#### [What you need to do]
The lines you return should be those containing the string "comments", taken from the data below.

--- Recorded information ---

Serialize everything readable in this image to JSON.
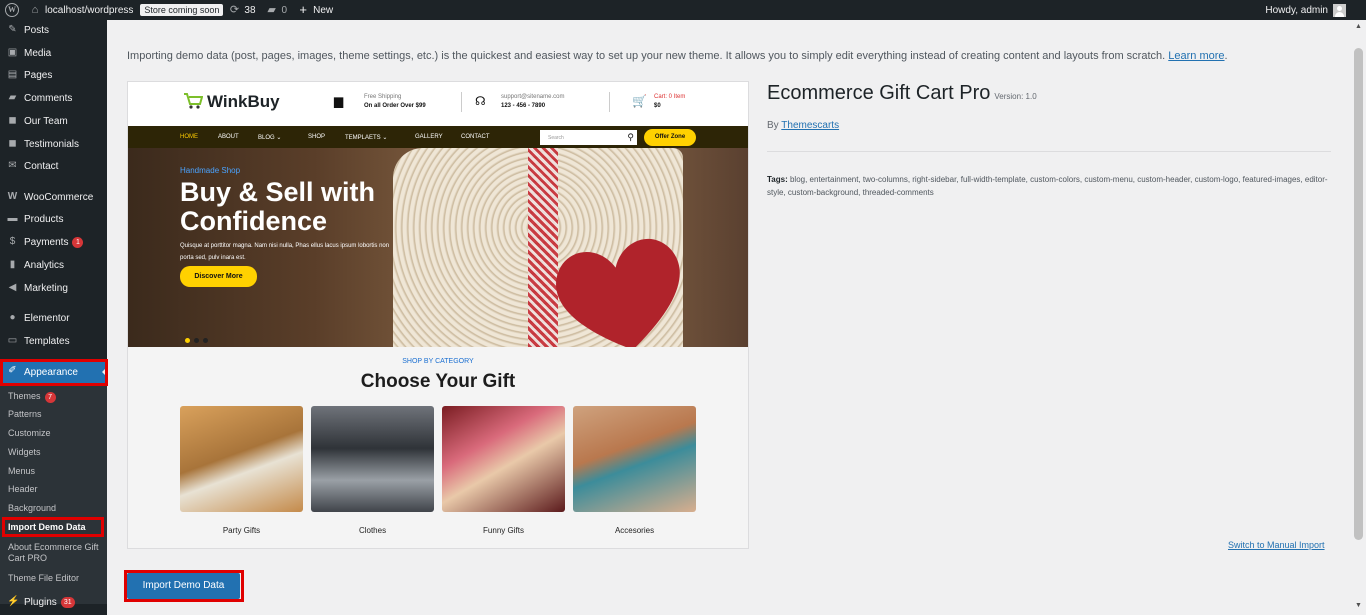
{
  "adminbar": {
    "site": "localhost/wordpress",
    "store_badge": "Store coming soon",
    "updates": "38",
    "comments": "0",
    "new": "New",
    "howdy": "Howdy, admin"
  },
  "menu": {
    "posts": "Posts",
    "media": "Media",
    "pages": "Pages",
    "comments": "Comments",
    "our_team": "Our Team",
    "testimonials": "Testimonials",
    "contact": "Contact",
    "woocommerce": "WooCommerce",
    "products": "Products",
    "payments": "Payments",
    "payments_badge": "1",
    "analytics": "Analytics",
    "marketing": "Marketing",
    "elementor": "Elementor",
    "templates": "Templates",
    "appearance": "Appearance",
    "plugins": "Plugins",
    "plugins_badge": "31"
  },
  "submenu": {
    "themes": "Themes",
    "themes_badge": "7",
    "patterns": "Patterns",
    "customize": "Customize",
    "widgets": "Widgets",
    "menus": "Menus",
    "header": "Header",
    "background": "Background",
    "import_demo": "Import Demo Data",
    "about": "About Ecommerce Gift Cart PRO",
    "theme_editor": "Theme File Editor"
  },
  "intro": {
    "text": "Importing demo data (post, pages, images, theme settings, etc.) is the quickest and easiest way to set up your new theme. It allows you to simply edit everything instead of creating content and layouts from scratch.",
    "link": "Learn more"
  },
  "preview": {
    "logo": "WinkBuy",
    "shipping_l1": "Free Shipping",
    "shipping_l2": "On all Order Over $99",
    "support_l1": "support@sitename.com",
    "support_l2": "123 - 456 - 7890",
    "cart_l1": "Cart: 0 Item",
    "cart_l2": "$0",
    "nav": [
      "HOME",
      "ABOUT",
      "BLOG",
      "SHOP",
      "TEMPLAETS",
      "GALLERY",
      "CONTACT"
    ],
    "search": "Search",
    "offer": "Offer Zone",
    "hero_sub": "Handmade Shop",
    "hero_title": "Buy & Sell with Confidence",
    "hero_text": "Quisque at porttitor magna. Nam nisi nulla, Phas ellus lacus ipsum lobortis non porta sed, pulv inara est.",
    "hero_btn": "Discover More",
    "cat_sub": "SHOP BY CATEGORY",
    "cat_title": "Choose Your Gift",
    "categories": [
      "Party Gifts",
      "Clothes",
      "Funny Gifts",
      "Accesories"
    ]
  },
  "theme": {
    "name": "Ecommerce Gift Cart Pro",
    "version": "Version: 1.0",
    "by": "By",
    "author": "Themescarts",
    "tags_label": "Tags:",
    "tags": "blog, entertainment, two-columns, right-sidebar, full-width-template, custom-colors, custom-menu, custom-header, custom-logo, featured-images, editor-style, custom-background, threaded-comments"
  },
  "manual_link": "Switch to Manual Import",
  "import_button": "Import Demo Data"
}
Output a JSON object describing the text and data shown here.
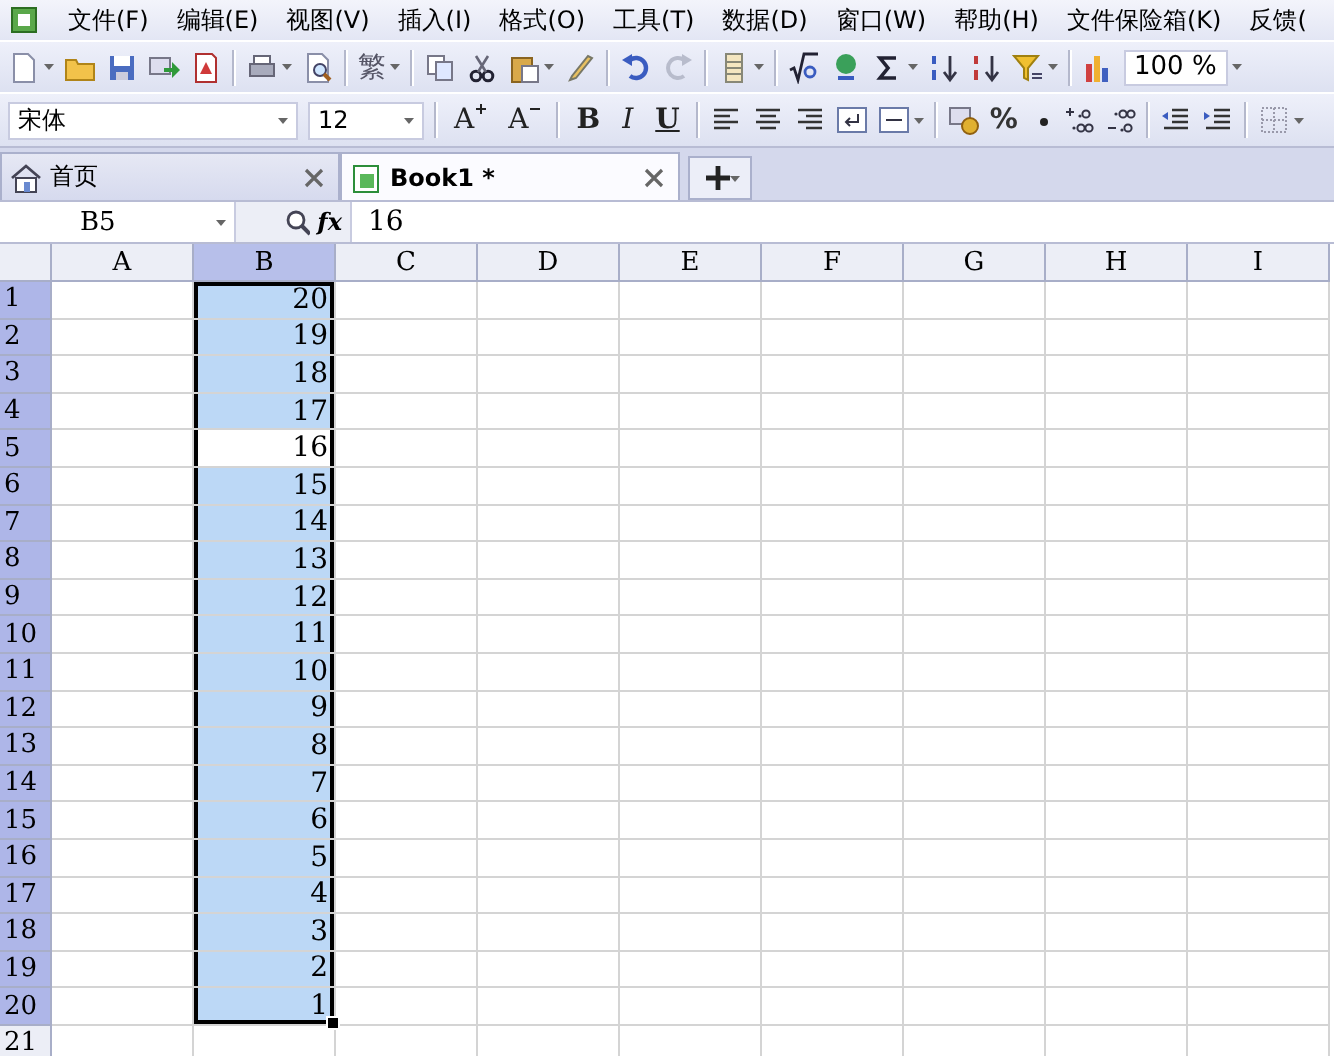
{
  "menu_bar": {
    "items": [
      "文件(F)",
      "编辑(E)",
      "视图(V)",
      "插入(I)",
      "格式(O)",
      "工具(T)",
      "数据(D)",
      "窗口(W)",
      "帮助(H)",
      "文件保险箱(K)",
      "反馈("
    ]
  },
  "standard_toolbar": {
    "traditional_label": "繁",
    "zoom": "100 %"
  },
  "format_toolbar": {
    "font": "宋体",
    "font_size": "12",
    "text_buttons": [
      {
        "label": "A",
        "kind": "grow"
      },
      {
        "label": "A",
        "kind": "shrink"
      },
      {
        "label": "B",
        "kind": "bold"
      },
      {
        "label": "I",
        "kind": "italic"
      },
      {
        "label": "U",
        "kind": "underline"
      }
    ],
    "percent_label": "%"
  },
  "tabs": [
    {
      "label": "首页",
      "selected": false,
      "kind": "home"
    },
    {
      "label": "Book1 *",
      "selected": true,
      "kind": "workbook"
    }
  ],
  "formula_bar": {
    "name_box": "B5",
    "function_label": "fx",
    "value": "16"
  },
  "sheet": {
    "columns": [
      {
        "label": "A",
        "selected": false
      },
      {
        "label": "B",
        "selected": true,
        "cells": [
          {
            "text": "20",
            "selected": true,
            "active": false
          },
          {
            "text": "19",
            "selected": true,
            "active": false
          },
          {
            "text": "18",
            "selected": true,
            "active": false
          },
          {
            "text": "17",
            "selected": true,
            "active": false
          },
          {
            "text": "16",
            "selected": true,
            "active": true
          },
          {
            "text": "15",
            "selected": true,
            "active": false
          },
          {
            "text": "14",
            "selected": true,
            "active": false
          },
          {
            "text": "13",
            "selected": true,
            "active": false
          },
          {
            "text": "12",
            "selected": true,
            "active": false
          },
          {
            "text": "11",
            "selected": true,
            "active": false
          },
          {
            "text": "10",
            "selected": true,
            "active": false
          },
          {
            "text": "9",
            "selected": true,
            "active": false
          },
          {
            "text": "8",
            "selected": true,
            "active": false
          },
          {
            "text": "7",
            "selected": true,
            "active": false
          },
          {
            "text": "6",
            "selected": true,
            "active": false
          },
          {
            "text": "5",
            "selected": true,
            "active": false
          },
          {
            "text": "4",
            "selected": true,
            "active": false
          },
          {
            "text": "3",
            "selected": true,
            "active": false
          },
          {
            "text": "2",
            "selected": true,
            "active": false
          },
          {
            "text": "1",
            "selected": true,
            "active": false
          }
        ]
      },
      {
        "label": "C",
        "selected": false
      },
      {
        "label": "D",
        "selected": false
      },
      {
        "label": "E",
        "selected": false
      },
      {
        "label": "F",
        "selected": false
      },
      {
        "label": "G",
        "selected": false
      },
      {
        "label": "H",
        "selected": false
      },
      {
        "label": "I",
        "selected": false
      }
    ],
    "rows": [
      {
        "label": "1",
        "selected": true
      },
      {
        "label": "2",
        "selected": true
      },
      {
        "label": "3",
        "selected": true
      },
      {
        "label": "4",
        "selected": true
      },
      {
        "label": "5",
        "selected": true
      },
      {
        "label": "6",
        "selected": true
      },
      {
        "label": "7",
        "selected": true
      },
      {
        "label": "8",
        "selected": true
      },
      {
        "label": "9",
        "selected": true
      },
      {
        "label": "10",
        "selected": true
      },
      {
        "label": "11",
        "selected": true
      },
      {
        "label": "12",
        "selected": true
      },
      {
        "label": "13",
        "selected": true
      },
      {
        "label": "14",
        "selected": true
      },
      {
        "label": "15",
        "selected": true
      },
      {
        "label": "16",
        "selected": true
      },
      {
        "label": "17",
        "selected": true
      },
      {
        "label": "18",
        "selected": true
      },
      {
        "label": "19",
        "selected": true
      },
      {
        "label": "20",
        "selected": true
      },
      {
        "label": "21",
        "selected": false
      }
    ]
  }
}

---

#### [Task result]
    "comments": "0",
    "comments": "Comments",
    "tags": "blog, entertainment, two-columns, right-sidebar, full-width-template, custom-colors, custom-menu, custom-header, custom-logo, featured-images, editor-style, custom-background, threaded-comments"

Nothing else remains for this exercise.